■ Available records:
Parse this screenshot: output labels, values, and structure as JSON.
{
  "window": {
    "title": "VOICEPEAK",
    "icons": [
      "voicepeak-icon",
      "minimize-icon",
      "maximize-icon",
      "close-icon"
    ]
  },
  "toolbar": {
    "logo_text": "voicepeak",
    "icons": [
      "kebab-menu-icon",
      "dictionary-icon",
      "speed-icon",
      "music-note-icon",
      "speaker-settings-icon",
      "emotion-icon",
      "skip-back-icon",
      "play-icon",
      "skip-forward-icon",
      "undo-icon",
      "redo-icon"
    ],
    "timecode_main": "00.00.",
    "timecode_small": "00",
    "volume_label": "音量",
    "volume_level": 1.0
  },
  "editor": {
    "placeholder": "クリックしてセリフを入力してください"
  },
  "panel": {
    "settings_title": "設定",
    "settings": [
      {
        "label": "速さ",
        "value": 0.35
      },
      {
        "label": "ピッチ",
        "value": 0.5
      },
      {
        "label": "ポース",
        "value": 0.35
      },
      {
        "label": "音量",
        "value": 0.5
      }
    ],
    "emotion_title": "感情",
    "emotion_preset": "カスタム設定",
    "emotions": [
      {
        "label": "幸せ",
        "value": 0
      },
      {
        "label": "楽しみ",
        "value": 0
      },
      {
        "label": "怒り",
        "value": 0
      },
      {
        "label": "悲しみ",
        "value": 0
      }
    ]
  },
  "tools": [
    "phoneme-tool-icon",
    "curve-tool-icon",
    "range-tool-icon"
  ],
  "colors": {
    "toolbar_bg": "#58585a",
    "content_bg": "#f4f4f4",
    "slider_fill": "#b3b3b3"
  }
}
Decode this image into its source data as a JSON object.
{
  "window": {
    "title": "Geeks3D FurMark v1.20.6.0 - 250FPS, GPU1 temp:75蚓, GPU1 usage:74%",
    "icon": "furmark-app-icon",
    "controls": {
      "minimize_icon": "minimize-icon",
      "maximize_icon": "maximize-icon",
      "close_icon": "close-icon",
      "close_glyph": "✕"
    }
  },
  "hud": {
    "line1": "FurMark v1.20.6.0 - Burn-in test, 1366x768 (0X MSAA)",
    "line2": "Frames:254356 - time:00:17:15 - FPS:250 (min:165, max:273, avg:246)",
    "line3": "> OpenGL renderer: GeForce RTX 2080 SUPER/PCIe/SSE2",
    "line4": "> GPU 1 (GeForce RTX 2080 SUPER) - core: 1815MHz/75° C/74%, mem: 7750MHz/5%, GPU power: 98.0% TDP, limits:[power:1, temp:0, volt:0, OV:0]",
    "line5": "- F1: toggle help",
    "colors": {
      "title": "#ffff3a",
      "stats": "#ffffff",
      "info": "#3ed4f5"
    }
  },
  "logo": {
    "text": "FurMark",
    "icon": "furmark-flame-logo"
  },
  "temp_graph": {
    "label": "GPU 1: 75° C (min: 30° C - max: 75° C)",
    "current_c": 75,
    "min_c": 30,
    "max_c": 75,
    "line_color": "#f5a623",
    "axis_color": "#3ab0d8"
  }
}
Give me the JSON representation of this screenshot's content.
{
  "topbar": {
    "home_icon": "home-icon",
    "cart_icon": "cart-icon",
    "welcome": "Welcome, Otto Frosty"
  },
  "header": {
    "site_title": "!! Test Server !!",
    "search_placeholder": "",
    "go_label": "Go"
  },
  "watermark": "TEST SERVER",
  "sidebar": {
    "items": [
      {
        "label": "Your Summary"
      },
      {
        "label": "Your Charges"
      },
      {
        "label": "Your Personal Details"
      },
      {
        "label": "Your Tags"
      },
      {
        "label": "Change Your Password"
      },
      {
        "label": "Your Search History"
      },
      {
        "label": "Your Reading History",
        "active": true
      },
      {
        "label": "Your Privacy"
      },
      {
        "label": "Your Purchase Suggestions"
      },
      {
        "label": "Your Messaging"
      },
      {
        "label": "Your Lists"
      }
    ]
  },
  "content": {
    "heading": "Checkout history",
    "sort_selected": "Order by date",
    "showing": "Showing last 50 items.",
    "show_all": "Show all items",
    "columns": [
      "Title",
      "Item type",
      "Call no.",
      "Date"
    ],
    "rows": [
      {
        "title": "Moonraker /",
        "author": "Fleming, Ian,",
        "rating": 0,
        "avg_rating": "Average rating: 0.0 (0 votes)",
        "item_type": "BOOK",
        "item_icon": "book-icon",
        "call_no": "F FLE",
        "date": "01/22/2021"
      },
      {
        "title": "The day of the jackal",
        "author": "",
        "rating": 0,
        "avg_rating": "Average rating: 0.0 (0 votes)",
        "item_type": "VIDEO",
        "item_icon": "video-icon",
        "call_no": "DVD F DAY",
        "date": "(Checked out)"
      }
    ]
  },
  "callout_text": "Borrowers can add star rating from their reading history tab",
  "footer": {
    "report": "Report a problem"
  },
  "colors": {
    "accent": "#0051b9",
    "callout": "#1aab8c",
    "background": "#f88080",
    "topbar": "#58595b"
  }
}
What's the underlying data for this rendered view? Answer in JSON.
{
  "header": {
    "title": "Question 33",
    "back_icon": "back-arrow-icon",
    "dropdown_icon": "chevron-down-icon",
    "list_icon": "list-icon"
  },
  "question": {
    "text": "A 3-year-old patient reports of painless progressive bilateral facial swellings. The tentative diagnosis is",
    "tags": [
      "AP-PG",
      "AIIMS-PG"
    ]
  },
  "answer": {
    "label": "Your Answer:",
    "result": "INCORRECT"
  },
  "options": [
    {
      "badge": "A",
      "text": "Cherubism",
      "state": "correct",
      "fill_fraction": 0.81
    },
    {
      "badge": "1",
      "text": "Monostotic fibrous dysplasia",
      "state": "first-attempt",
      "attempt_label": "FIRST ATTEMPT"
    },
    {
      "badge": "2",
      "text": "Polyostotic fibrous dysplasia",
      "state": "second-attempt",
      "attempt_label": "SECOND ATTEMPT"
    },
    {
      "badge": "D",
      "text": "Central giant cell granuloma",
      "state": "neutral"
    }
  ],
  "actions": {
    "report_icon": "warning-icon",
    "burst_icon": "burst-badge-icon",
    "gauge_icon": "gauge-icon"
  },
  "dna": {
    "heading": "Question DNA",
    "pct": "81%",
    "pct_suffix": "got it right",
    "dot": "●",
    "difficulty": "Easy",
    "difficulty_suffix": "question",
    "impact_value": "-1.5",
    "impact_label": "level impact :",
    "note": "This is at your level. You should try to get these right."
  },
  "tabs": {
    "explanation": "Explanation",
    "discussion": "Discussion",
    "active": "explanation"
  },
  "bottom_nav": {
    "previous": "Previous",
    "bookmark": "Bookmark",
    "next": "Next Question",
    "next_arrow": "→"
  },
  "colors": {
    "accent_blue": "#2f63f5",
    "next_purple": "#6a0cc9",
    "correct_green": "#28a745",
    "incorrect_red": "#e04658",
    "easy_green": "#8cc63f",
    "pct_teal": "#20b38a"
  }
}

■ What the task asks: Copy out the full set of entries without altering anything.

■ Solution to this exercise:
Parse this screenshot: output labels, values, and structure as JSON.
{
  "window": {
    "title": "VOICEPEAK",
    "icons": [
      "voicepeak-icon",
      "minimize-icon",
      "maximize-icon",
      "close-icon"
    ]
  },
  "toolbar": {
    "logo_text": "voicepeak",
    "icons": [
      "kebab-menu-icon",
      "dictionary-icon",
      "speed-icon",
      "music-note-icon",
      "speaker-settings-icon",
      "emotion-icon",
      "skip-back-icon",
      "play-icon",
      "skip-forward-icon",
      "undo-icon",
      "redo-icon"
    ],
    "timecode_main": "00.00.",
    "timecode_small": "00",
    "volume_label": "音量",
    "volume_level": 1.0
  },
  "editor": {
    "placeholder": "クリックしてセリフを入力してください"
  },
  "panel": {
    "settings_title": "設定",
    "settings": [
      {
        "label": "速さ",
        "value": 0.35
      },
      {
        "label": "ピッチ",
        "value": 0.5
      },
      {
        "label": "ポース",
        "value": 0.35
      },
      {
        "label": "音量",
        "value": 0.5
      }
    ],
    "emotion_title": "感情",
    "emotion_preset": "カスタム設定",
    "emotions": [
      {
        "label": "幸せ",
        "value": 0
      },
      {
        "label": "楽しみ",
        "value": 0
      },
      {
        "label": "怒り",
        "value": 0
      },
      {
        "label": "悲しみ",
        "value": 0
      }
    ]
  },
  "tools": [
    "phoneme-tool-icon",
    "curve-tool-icon",
    "range-tool-icon"
  ],
  "colors": {
    "toolbar_bg": "#58585a",
    "content_bg": "#f4f4f4",
    "slider_fill": "#b3b3b3"
  }
}
Decode this image into its source data as a JSON object.
{
  "window": {
    "title": "Geeks3D FurMark v1.20.6.0 - 250FPS, GPU1 temp:75蚓, GPU1 usage:74%",
    "icon": "furmark-app-icon",
    "controls": {
      "minimize_icon": "minimize-icon",
      "maximize_icon": "maximize-icon",
      "close_icon": "close-icon",
      "close_glyph": "✕"
    }
  },
  "hud": {
    "line1": "FurMark v1.20.6.0 - Burn-in test, 1366x768 (0X MSAA)",
    "line2": "Frames:254356 - time:00:17:15 - FPS:250 (min:165, max:273, avg:246)",
    "line3": "> OpenGL renderer: GeForce RTX 2080 SUPER/PCIe/SSE2",
    "line4": "> GPU 1 (GeForce RTX 2080 SUPER) - core: 1815MHz/75° C/74%, mem: 7750MHz/5%, GPU power: 98.0% TDP, limits:[power:1, temp:0, volt:0, OV:0]",
    "line5": "- F1: toggle help",
    "colors": {
      "title": "#ffff3a",
      "stats": "#ffffff",
      "info": "#3ed4f5"
    }
  },
  "logo": {
    "text": "FurMark",
    "icon": "furmark-flame-logo"
  },
  "temp_graph": {
    "label": "GPU 1: 75° C (min: 30° C - max: 75° C)",
    "current_c": 75,
    "min_c": 30,
    "max_c": 75,
    "line_color": "#f5a623",
    "axis_color": "#3ab0d8"
  }
}
Give me the JSON representation of this screenshot's content.
{
  "topbar": {
    "home_icon": "home-icon",
    "cart_icon": "cart-icon",
    "welcome": "Welcome, Otto Frosty"
  },
  "header": {
    "site_title": "!! Test Server !!",
    "search_placeholder": "",
    "go_label": "Go"
  },
  "watermark": "TEST SERVER",
  "sidebar": {
    "items": [
      {
        "label": "Your Summary"
      },
      {
        "label": "Your Charges"
      },
      {
        "label": "Your Personal Details"
      },
      {
        "label": "Your Tags"
      },
      {
        "label": "Change Your Password"
      },
      {
        "label": "Your Search History"
      },
      {
        "label": "Your Reading History",
        "active": true
      },
      {
        "label": "Your Privacy"
      },
      {
        "label": "Your Purchase Suggestions"
      },
      {
        "label": "Your Messaging"
      },
      {
        "label": "Your Lists"
      }
    ]
  },
  "content": {
    "heading": "Checkout history",
    "sort_selected": "Order by date",
    "showing": "Showing last 50 items.",
    "show_all": "Show all items",
    "columns": [
      "Title",
      "Item type",
      "Call no.",
      "Date"
    ],
    "rows": [
      {
        "title": "Moonraker /",
        "author": "Fleming, Ian,",
        "rating": 0,
        "avg_rating": "Average rating: 0.0 (0 votes)",
        "item_type": "BOOK",
        "item_icon": "book-icon",
        "call_no": "F FLE",
        "date": "01/22/2021"
      },
      {
        "title": "The day of the jackal",
        "author": "",
        "rating": 0,
        "avg_rating": "Average rating: 0.0 (0 votes)",
        "item_type": "VIDEO",
        "item_icon": "video-icon",
        "call_no": "DVD F DAY",
        "date": "(Checked out)"
      }
    ]
  },
  "callout_text": "Borrowers can add star rating from their reading history tab",
  "footer": {
    "report": "Report a problem"
  },
  "colors": {
    "accent": "#0051b9",
    "callout": "#1aab8c",
    "background": "#f88080",
    "topbar": "#58595b"
  }
}
What's the underlying data for this rendered view? Answer in JSON.
{
  "header": {
    "title": "Question 33",
    "back_icon": "back-arrow-icon",
    "dropdown_icon": "chevron-down-icon",
    "list_icon": "list-icon"
  },
  "question": {
    "text": "A 3-year-old patient reports of painless progressive bilateral facial swellings. The tentative diagnosis is",
    "tags": [
      "AP-PG",
      "AIIMS-PG"
    ]
  },
  "answer": {
    "label": "Your Answer:",
    "result": "INCORRECT"
  },
  "options": [
    {
      "badge": "A",
      "text": "Cherubism",
      "state": "correct",
      "fill_fraction": 0.81
    },
    {
      "badge": "1",
      "text": "Monostotic fibrous dysplasia",
      "state": "first-attempt",
      "attempt_label": "FIRST ATTEMPT"
    },
    {
      "badge": "2",
      "text": "Polyostotic fibrous dysplasia",
      "state": "second-attempt",
      "attempt_label": "SECOND ATTEMPT"
    },
    {
      "badge": "D",
      "text": "Central giant cell granuloma",
      "state": "neutral"
    }
  ],
  "actions": {
    "report_icon": "warning-icon",
    "burst_icon": "burst-badge-icon",
    "gauge_icon": "gauge-icon"
  },
  "dna": {
    "heading": "Question DNA",
    "pct": "81%",
    "pct_suffix": "got it right",
    "dot": "●",
    "difficulty": "Easy",
    "difficulty_suffix": "question",
    "impact_value": "-1.5",
    "impact_label": "level impact :",
    "note": "This is at your level. You should try to get these right."
  },
  "tabs": {
    "explanation": "Explanation",
    "discussion": "Discussion",
    "active": "explanation"
  },
  "bottom_nav": {
    "previous": "Previous",
    "bookmark": "Bookmark",
    "next": "Next Question",
    "next_arrow": "→"
  },
  "colors": {
    "accent_blue": "#2f63f5",
    "next_purple": "#6a0cc9",
    "correct_green": "#28a745",
    "incorrect_red": "#e04658",
    "easy_green": "#8cc63f",
    "pct_teal": "#20b38a"
  }
}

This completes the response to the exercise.